Welcome to my blog and thanks for stopping by. I won’t just be blogging about writing but about English Language, travel (especially Cuba and New Zealand), art, justice and injustice, and much more. This first blog tells how my writing career began by accident.
While teaching in the eighties, I developed a sore throat that grew steadily worse. After some weeks, I was hoarse, and any attempt to speak was excruciatingly painful.
An ENT surgeon directed a light onto my vocal cords and made “Ooo!” noises, like an excited potholer illuminating stalactitites in a newly-discovered cavern. “They look like succulents on my rockery,” he said.
“What exactly is the problem?” I asked.
“Imagine your hand in a tight-fitting glove,” he said, relinquishing my jaw. “If the glove works loose, the hand can’t function properly. Same with your vocal cords. If you abuse them and the lining works loose – even a fraction of a millimetre – you become hoarse.”
“So what can you do?”
“Slice the loose bits off with a laser. Don’t worry – they grow again.”
The day after the operation, I was sitting up in hospital slurping ice-cream. I felt great but couldn’t make a sound. I had a notepad and pen, and when the surgeon came round, I scribbled, “How long till I talk again?” He read my note and said, “Three or four days.” Then I scribbled, “How long till I can teach?” He paused. “Give it ten days,” he said. I smiled and gave him a thumbs-up.
A month later, I was at home unable to make the slightest sound. They had to be lying: I had something worse, and they were hiding the truth. I convinced myself it wasn’t life-threatening – just career-threatening. I’d never teach again. What could I do? The only thing was to write about something I knew about. The obvious topic was False Friends – pairs of words in two languages that look as if they mean the same but don’t. For example, Spanish embarazada doesn’t mean “embarrassed” but “pregnant”. I’d collected a long list of German-English False Friends during my time in Germany and now threw myself into further research.
It was Christmas. At parties I tried to join in conversations with what I hoped was witty repartee scribbled on my notepad, but by the time I’d thought of something funny and written it down, the conversation had moved on and the moment was lost – it wasn’t funny any more. That was bad enough, but far worse was seeing how people couldn’t deal with my plight.

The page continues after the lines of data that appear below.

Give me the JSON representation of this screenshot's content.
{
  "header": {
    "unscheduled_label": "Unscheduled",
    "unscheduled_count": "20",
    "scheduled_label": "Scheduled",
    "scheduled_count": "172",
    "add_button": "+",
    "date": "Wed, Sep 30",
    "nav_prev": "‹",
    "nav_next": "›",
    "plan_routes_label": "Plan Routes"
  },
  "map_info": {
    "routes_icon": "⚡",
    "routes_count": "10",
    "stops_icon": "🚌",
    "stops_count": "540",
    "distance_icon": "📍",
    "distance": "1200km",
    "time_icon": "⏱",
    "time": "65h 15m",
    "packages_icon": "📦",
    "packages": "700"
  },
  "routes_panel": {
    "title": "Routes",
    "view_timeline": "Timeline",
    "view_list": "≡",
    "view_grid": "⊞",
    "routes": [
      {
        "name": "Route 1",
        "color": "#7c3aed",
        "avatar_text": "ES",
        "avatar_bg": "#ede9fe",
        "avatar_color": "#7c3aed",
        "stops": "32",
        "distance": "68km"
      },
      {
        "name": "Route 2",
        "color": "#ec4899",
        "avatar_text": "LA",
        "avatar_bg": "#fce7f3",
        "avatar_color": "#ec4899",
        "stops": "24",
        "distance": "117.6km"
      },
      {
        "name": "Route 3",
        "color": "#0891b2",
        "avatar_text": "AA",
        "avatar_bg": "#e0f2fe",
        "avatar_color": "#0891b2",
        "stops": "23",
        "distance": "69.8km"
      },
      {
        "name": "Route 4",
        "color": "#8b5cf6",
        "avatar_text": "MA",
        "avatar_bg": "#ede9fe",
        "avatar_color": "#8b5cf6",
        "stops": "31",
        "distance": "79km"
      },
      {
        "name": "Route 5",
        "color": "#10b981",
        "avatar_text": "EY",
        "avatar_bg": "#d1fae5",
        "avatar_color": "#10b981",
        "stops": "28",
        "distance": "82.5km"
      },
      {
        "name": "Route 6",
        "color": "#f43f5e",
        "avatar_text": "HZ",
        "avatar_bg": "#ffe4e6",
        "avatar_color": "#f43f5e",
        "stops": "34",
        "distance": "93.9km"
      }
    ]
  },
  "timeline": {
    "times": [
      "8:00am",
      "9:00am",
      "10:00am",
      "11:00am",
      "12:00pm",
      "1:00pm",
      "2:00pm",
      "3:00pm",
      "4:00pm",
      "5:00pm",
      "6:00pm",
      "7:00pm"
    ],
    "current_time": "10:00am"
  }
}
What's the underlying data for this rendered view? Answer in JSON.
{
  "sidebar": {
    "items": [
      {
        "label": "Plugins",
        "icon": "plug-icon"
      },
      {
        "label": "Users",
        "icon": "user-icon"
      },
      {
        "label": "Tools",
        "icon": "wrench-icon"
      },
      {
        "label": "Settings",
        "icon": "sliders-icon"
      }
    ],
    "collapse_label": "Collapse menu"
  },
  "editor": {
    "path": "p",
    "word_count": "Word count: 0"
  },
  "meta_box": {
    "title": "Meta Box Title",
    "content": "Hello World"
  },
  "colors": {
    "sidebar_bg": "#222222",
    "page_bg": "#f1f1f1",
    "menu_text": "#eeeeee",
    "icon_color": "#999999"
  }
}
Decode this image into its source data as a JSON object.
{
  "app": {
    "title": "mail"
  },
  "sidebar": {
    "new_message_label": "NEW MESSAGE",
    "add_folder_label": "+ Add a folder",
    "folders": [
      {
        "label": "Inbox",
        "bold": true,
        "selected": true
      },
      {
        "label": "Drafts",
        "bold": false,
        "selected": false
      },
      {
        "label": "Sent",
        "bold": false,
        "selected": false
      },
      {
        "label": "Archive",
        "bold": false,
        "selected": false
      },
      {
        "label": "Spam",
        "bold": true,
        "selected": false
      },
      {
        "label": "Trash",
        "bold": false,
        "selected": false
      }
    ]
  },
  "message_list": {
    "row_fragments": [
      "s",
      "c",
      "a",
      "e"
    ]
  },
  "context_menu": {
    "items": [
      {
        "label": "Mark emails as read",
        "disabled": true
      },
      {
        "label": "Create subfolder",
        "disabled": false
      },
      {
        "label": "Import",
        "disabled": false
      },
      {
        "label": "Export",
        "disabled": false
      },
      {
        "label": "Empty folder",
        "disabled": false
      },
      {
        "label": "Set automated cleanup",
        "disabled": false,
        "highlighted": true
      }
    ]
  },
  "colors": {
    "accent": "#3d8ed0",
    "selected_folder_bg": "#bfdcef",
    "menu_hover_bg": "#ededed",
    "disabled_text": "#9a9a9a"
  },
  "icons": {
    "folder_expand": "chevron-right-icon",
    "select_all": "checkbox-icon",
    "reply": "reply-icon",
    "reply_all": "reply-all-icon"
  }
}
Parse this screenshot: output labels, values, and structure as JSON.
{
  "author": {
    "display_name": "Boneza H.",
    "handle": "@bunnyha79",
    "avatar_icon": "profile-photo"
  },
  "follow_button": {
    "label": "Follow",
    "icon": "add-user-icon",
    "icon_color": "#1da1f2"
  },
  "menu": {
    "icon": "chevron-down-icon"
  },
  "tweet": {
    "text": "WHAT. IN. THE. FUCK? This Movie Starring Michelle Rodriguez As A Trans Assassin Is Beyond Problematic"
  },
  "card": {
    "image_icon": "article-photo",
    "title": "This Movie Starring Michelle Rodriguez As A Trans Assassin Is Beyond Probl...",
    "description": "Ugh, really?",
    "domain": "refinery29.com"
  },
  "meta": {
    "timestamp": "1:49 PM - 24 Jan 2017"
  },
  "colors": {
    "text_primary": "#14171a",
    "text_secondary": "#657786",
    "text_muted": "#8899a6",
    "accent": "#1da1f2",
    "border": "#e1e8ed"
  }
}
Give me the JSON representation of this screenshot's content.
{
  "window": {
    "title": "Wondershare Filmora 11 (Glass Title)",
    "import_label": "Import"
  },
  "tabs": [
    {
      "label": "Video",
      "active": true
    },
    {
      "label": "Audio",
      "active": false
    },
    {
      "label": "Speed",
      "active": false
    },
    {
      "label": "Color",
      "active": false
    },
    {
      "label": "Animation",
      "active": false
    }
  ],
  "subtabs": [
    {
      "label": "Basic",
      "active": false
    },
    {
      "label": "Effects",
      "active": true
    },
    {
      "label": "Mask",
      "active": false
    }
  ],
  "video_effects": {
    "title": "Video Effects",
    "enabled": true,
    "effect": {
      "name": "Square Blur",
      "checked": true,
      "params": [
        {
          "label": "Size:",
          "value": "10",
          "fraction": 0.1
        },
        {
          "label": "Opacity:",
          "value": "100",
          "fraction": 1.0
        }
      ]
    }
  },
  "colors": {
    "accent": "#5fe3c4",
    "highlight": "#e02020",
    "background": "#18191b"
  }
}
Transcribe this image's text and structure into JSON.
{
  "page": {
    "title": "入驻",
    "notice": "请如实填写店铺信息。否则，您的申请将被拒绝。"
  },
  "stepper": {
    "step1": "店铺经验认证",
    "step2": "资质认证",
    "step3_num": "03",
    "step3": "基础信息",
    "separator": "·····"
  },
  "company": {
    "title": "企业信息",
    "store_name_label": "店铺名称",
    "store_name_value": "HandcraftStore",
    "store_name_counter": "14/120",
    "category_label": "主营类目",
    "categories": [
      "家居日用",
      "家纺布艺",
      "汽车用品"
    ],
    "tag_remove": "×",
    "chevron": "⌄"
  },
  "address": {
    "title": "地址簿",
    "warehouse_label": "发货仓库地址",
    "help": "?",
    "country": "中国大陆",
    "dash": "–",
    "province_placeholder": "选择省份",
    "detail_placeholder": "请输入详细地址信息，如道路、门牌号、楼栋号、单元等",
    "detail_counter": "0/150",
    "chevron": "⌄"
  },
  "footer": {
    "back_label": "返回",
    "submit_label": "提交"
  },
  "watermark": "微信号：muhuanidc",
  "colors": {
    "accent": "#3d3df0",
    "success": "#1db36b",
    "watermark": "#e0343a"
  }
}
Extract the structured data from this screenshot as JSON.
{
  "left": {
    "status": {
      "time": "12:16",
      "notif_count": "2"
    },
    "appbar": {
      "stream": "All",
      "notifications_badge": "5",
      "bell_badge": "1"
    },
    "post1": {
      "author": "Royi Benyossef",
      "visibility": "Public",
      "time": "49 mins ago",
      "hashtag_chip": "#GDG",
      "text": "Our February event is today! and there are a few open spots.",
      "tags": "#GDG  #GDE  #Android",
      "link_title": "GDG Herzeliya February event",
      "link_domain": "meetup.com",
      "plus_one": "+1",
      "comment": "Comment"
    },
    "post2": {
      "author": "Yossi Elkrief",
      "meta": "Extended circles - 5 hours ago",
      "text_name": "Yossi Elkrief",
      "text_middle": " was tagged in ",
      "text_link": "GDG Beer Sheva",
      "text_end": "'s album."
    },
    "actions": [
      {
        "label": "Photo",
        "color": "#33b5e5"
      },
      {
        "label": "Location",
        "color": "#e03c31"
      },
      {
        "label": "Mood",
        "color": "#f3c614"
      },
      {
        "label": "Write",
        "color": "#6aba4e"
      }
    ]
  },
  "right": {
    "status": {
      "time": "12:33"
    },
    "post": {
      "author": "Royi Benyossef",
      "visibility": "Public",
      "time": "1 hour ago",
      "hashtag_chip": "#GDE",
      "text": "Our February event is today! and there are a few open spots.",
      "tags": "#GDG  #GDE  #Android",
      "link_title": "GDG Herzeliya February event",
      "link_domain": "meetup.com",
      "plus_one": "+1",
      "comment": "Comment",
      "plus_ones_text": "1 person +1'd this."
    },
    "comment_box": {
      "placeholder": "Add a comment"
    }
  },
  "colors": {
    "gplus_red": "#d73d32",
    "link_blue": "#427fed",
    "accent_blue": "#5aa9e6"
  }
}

A friend who was standing right next to me turned to my then-wife and asked, “Is he eating all right?” If I’d been able to speak, I would have been dumbstruck. This “Does-he-take-sugar?” syndrome, where able-bodied people are unable to speak directly to those with handicaps, is intensely humiliating for the disabled. Hello? I thought. I’m here. Why don’t you ask me? I had a throat operation, not brain surgery.
Then, six weeks after the operation, I made a sound. It was a deep, ugly, guttural croak, but to me it was the sweetest sound in the world. I cried for half an hour – and taught for another twenty years.
I had done too much work on False Friends to put the research aside. A friend, Chris Perkins, put me in touch with Dr. Alan Cornell, who was researching the same topic, and we spent eight years compiling three volumes of German-English False Friends, which were published by the newly-formed Englang Books. Years later, it is still the leading work on the subject. Book One alone has sold more than 20,000 copies.
Every cloud has a silver lining, but every silver lining has a dangling thread. I got my voice back at a price – a shedload of anguish and a steep learning curve. When a doctor says four days, he may mean forty-two. I’ll never forget the prickling humiliation of those does-he-take-sugar moments. Nowadays I go out of my way to speak to the disabled and help whenever I can. And by the way, I don’t take sugar.